Q: What is reduction in chemistry?

A: Reduction is a chemical process that involves the gain of electrons and a decrease in oxidation state.

Q: How does reduction occur?

A: Reduction occurs when an atom, ion, or molecule gains electrons or decreases its oxidation state.

Q: What is the significance of reduction reactions?

A: Reduction reactions are significant as they play a crucial role in various chemical processes, such as metal production and photosynthesis.

Q: Can you provide examples of reduction reactions?

A: Sure! Examples of reduction reactions include the production of iron from its ore, the conversion of carbon dioxide to glucose in photosynthesis, and the reduction of silver ions to form metallic silver in photography.

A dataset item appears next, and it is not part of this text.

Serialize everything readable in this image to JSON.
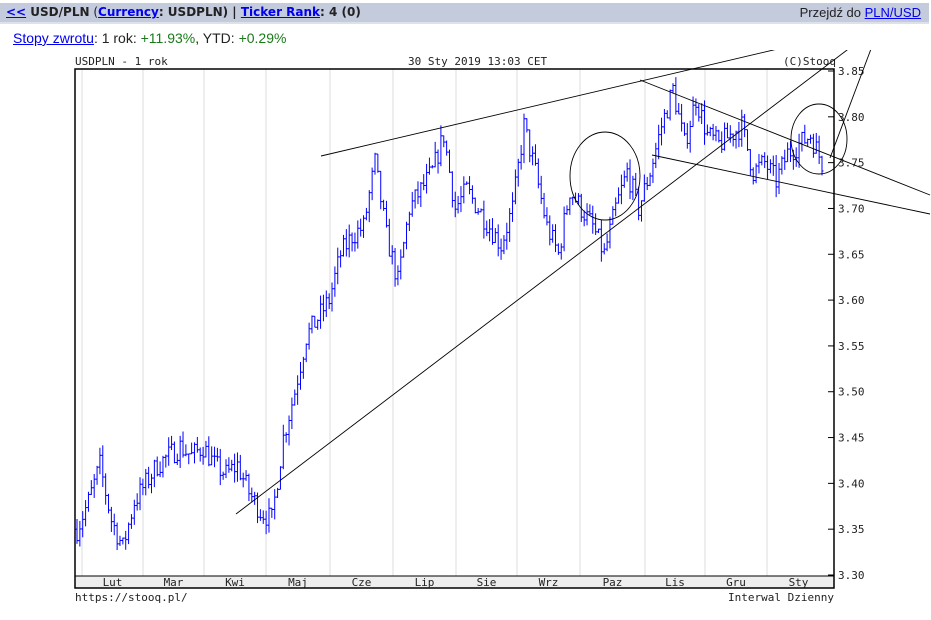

Q: What is the opposite of reduction?

A: The opposite of reduction is oxidation. While reduction involves the gain of electrons, oxidation involves the loss of electrons.

Q: Is reduction only relevant in chemistry?

A: Reduction is primarily a concept in chemistry but can also be applied in other fields, such as biology and environmental science, where redox reactions occur.

Q: How is the process of reduction useful in everyday life?

A: The knowledge of reduction is useful in everyday life as it helps in understanding various natural and man-made processes, including metal extraction, energy production, and even cooking.